"A thousand thoughts were just going through my head," explained Blakely.
Blakely said he looked at every possibility for rescuing Samantha Monden, the woman with whom he had locked eyes, the woman being held hostage 15 feet from his car.
"Everything just kind of slowed down," Blakely said. "I can tell you how the feet were moving, I can tell you how hair was blowing, I can tell you the stance where everybody was at."
Blakely said the suspect, Shane Rhea, was dragging Monden with a gun to her head.
"She and I made eye contact," Blakely said. "She just looked at me with this plea of absolutely [sic] help."
Blakely demonstrated what he did next by stopping his car and then stopping the traffic on I-35.

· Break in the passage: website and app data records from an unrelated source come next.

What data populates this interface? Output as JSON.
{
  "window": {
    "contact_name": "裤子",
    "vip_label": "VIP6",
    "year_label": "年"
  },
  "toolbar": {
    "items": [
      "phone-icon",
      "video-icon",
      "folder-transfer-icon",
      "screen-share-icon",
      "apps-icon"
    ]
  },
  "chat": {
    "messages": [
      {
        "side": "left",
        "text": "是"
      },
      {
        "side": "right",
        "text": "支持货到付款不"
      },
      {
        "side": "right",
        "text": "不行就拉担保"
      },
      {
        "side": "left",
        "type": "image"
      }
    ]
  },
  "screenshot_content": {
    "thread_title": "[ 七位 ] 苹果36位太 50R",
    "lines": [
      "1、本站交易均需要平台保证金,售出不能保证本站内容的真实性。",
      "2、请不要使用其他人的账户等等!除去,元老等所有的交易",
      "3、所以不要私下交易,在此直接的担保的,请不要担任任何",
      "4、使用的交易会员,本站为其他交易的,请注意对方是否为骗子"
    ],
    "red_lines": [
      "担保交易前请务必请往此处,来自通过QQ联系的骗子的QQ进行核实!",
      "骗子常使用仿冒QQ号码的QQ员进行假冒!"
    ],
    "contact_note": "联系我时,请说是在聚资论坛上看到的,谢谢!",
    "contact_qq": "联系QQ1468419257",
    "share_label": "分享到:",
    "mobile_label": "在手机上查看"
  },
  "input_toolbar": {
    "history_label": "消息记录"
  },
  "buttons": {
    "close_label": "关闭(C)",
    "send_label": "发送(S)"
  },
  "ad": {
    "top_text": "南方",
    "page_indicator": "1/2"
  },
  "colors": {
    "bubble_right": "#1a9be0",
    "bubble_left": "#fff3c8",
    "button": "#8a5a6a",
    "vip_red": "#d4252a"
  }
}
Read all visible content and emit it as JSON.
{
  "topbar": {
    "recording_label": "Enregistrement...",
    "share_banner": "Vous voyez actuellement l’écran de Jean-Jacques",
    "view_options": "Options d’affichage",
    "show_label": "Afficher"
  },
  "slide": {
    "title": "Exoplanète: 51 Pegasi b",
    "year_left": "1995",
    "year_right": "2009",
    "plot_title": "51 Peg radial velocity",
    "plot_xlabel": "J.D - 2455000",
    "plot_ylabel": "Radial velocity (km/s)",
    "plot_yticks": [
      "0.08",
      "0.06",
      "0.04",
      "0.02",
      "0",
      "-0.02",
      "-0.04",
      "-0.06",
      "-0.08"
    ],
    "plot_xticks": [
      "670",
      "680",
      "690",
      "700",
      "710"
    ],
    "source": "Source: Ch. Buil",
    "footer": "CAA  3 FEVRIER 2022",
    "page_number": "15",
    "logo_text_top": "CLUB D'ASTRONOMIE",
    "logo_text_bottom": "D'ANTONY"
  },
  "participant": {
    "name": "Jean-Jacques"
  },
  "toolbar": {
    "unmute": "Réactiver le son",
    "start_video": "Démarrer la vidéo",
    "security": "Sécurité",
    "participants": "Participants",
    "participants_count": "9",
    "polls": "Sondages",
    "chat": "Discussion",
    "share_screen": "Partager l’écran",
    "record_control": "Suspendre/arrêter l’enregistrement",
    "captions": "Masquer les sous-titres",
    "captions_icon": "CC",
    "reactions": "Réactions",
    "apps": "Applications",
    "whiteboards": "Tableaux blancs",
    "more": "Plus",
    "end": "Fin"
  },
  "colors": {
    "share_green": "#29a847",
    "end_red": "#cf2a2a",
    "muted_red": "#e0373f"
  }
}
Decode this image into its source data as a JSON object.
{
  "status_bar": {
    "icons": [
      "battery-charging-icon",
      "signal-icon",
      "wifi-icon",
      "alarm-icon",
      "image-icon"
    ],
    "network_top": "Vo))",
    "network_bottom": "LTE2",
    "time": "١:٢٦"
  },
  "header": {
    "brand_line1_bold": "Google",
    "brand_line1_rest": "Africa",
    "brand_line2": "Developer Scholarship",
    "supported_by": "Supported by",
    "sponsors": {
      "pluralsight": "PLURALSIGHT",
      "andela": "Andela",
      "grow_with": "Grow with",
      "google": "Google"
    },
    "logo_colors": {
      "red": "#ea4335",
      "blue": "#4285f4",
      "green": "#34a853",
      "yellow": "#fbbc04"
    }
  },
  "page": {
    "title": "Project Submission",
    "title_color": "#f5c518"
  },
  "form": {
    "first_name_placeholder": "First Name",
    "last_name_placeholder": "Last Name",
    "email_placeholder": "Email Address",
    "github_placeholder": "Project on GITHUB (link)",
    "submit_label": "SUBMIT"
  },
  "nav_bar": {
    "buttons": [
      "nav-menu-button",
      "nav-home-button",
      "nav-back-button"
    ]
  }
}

"I put my hazards on and really began to slow down," said Blakely. "Then I pulled my car into a 45-degree angle and blocked the center lane of traffic."
He said Rhea then fired a warning shot into the air.
"At that point, I'm not going to lie, I was almost frozen -- frozen in fear as to what to do," Blakely admitted. "I didn't know, should I honk the horn, should I exit my car and yell at this guy?"
Before he could do anything to help, Blakely said Rhea shot and killed Monden.
"The last face that she saw... my face, you know, and that look for help," recalled Blakely. "And I was unable to do anything."
Scarred by what he witnessed, Blakely then watched Oklahoma City police fire back at Rhea.
"The amount of gunfire kind of took me to a different place," Blakely explained.
Blakely, diagnosed with post-traumatic stress disorder (PTSD) from his time in combat, immediately reacted.
"It was almost like I was back in Iraq on convoy duty," Blakely said. "And so I put the petal down as far as I could and accelerated out of the scene."
He has not physically returned to the scene since, but said his mind takes him there all the time.
"It's hard for me, as the man that I am, to accept the fact that I was not able to do more," said Blakely.
Blakely said he reached out to get help for his PTSD brought on again by these events, and he encouraged other veterans struggling with a recent traumatic event to do the same and seek assistance.